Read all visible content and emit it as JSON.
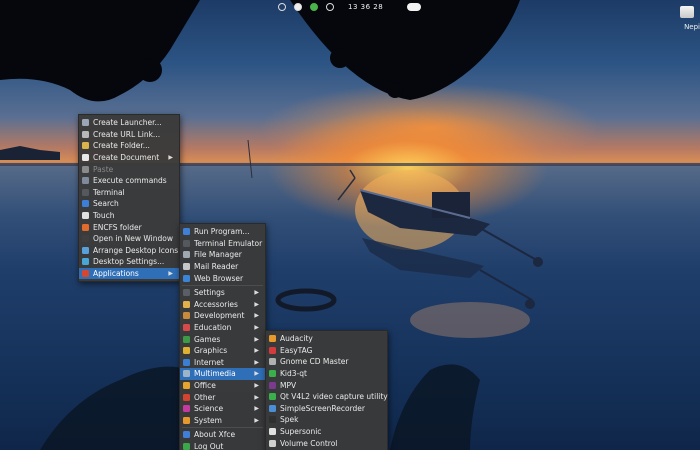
{
  "topbar": {
    "clock": "13 36 28"
  },
  "corner": {
    "label": "Nepi"
  },
  "desktop_menu": {
    "items": [
      {
        "label": "Create Launcher...",
        "icon": "launcher-icon",
        "color": "#9aa6b6"
      },
      {
        "label": "Create URL Link...",
        "icon": "link-icon",
        "color": "#b8b8b8"
      },
      {
        "label": "Create Folder...",
        "icon": "folder-icon",
        "color": "#d9b44a"
      },
      {
        "label": "Create Document",
        "icon": "document-icon",
        "color": "#e8e8e8",
        "submenu": true
      },
      {
        "label": "Paste",
        "icon": "paste-icon",
        "color": "#8a8a8a",
        "disabled": true
      },
      {
        "label": "Execute commands",
        "icon": "terminal-icon",
        "color": "#7f8b9a"
      },
      {
        "label": "Terminal",
        "icon": "terminal-icon",
        "color": "#55595e"
      },
      {
        "label": "Search",
        "icon": "search-icon",
        "color": "#3d7fd6"
      },
      {
        "label": "Touch",
        "icon": "star-icon",
        "color": "#e0e0e0"
      },
      {
        "label": "ENCFS folder",
        "icon": "lock-folder-icon",
        "color": "#e06b2d"
      },
      {
        "label": "Open in New Window",
        "icon": "window-icon",
        "color": "#3f3f3f"
      },
      {
        "label": "Arrange Desktop Icons",
        "icon": "arrange-icon",
        "color": "#5aa0d8"
      },
      {
        "label": "Desktop Settings...",
        "icon": "desktop-icon",
        "color": "#49a7d8"
      },
      {
        "label": "Applications",
        "icon": "applications-icon",
        "color": "#d7462f",
        "submenu": true,
        "active": true
      }
    ]
  },
  "applications_menu": {
    "items": [
      {
        "label": "Run Program...",
        "icon": "run-icon",
        "color": "#3f7fd6"
      },
      {
        "label": "Terminal Emulator",
        "icon": "terminal-icon",
        "color": "#55595e"
      },
      {
        "label": "File Manager",
        "icon": "file-manager-icon",
        "color": "#a0a8b2"
      },
      {
        "label": "Mail Reader",
        "icon": "mail-icon",
        "color": "#c8c8c8"
      },
      {
        "label": "Web Browser",
        "icon": "globe-icon",
        "color": "#3a85d8"
      },
      {
        "separator": true
      },
      {
        "label": "Settings",
        "icon": "settings-icon",
        "color": "#5a5f66",
        "submenu": true
      },
      {
        "label": "Accessories",
        "icon": "accessories-icon",
        "color": "#e3b04a",
        "submenu": true
      },
      {
        "label": "Development",
        "icon": "development-icon",
        "color": "#c88a3c",
        "submenu": true
      },
      {
        "label": "Education",
        "icon": "education-icon",
        "color": "#d84a4a",
        "submenu": true
      },
      {
        "label": "Games",
        "icon": "games-icon",
        "color": "#3d9b47",
        "submenu": true
      },
      {
        "label": "Graphics",
        "icon": "graphics-icon",
        "color": "#e0b030",
        "submenu": true
      },
      {
        "label": "Internet",
        "icon": "internet-icon",
        "color": "#3a7fd4",
        "submenu": true
      },
      {
        "label": "Multimedia",
        "icon": "multimedia-icon",
        "color": "#9fb3c8",
        "submenu": true,
        "active": true
      },
      {
        "label": "Office",
        "icon": "office-icon",
        "color": "#e6a42e",
        "submenu": true
      },
      {
        "label": "Other",
        "icon": "other-icon",
        "color": "#d4432f",
        "submenu": true
      },
      {
        "label": "Science",
        "icon": "science-icon",
        "color": "#c53aa0",
        "submenu": true
      },
      {
        "label": "System",
        "icon": "system-icon",
        "color": "#e69a2e",
        "submenu": true
      },
      {
        "separator": true
      },
      {
        "label": "About Xfce",
        "icon": "info-icon",
        "color": "#3f7fd6"
      },
      {
        "label": "Log Out",
        "icon": "logout-icon",
        "color": "#3aa84a"
      }
    ]
  },
  "multimedia_menu": {
    "items": [
      {
        "label": "Audacity",
        "icon": "audacity-icon",
        "color": "#e89a2c"
      },
      {
        "label": "EasyTAG",
        "icon": "easytag-icon",
        "color": "#d63a3a"
      },
      {
        "label": "Gnome CD Master",
        "icon": "cd-icon",
        "color": "#b0b0b0"
      },
      {
        "label": "Kid3-qt",
        "icon": "kid3-icon",
        "color": "#3bb04a"
      },
      {
        "label": "MPV",
        "icon": "mpv-icon",
        "color": "#7b3a8e"
      },
      {
        "label": "Qt V4L2 video capture utility",
        "icon": "camera-icon",
        "color": "#3bb04a"
      },
      {
        "label": "SimpleScreenRecorder",
        "icon": "recorder-icon",
        "color": "#4a8fd6"
      },
      {
        "label": "Spek",
        "icon": "spek-icon",
        "color": "#2f2f2f"
      },
      {
        "label": "Supersonic",
        "icon": "supersonic-icon",
        "color": "#e0e0e0"
      },
      {
        "label": "Volume Control",
        "icon": "volume-icon",
        "color": "#d0d0d0"
      }
    ]
  }
}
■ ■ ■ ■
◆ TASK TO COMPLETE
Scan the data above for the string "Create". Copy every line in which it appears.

◆ COMPLETED EXERCISE
        "label": "Create Launcher...",
        "label": "Create URL Link...",
        "label": "Create Folder...",
        "label": "Create Document",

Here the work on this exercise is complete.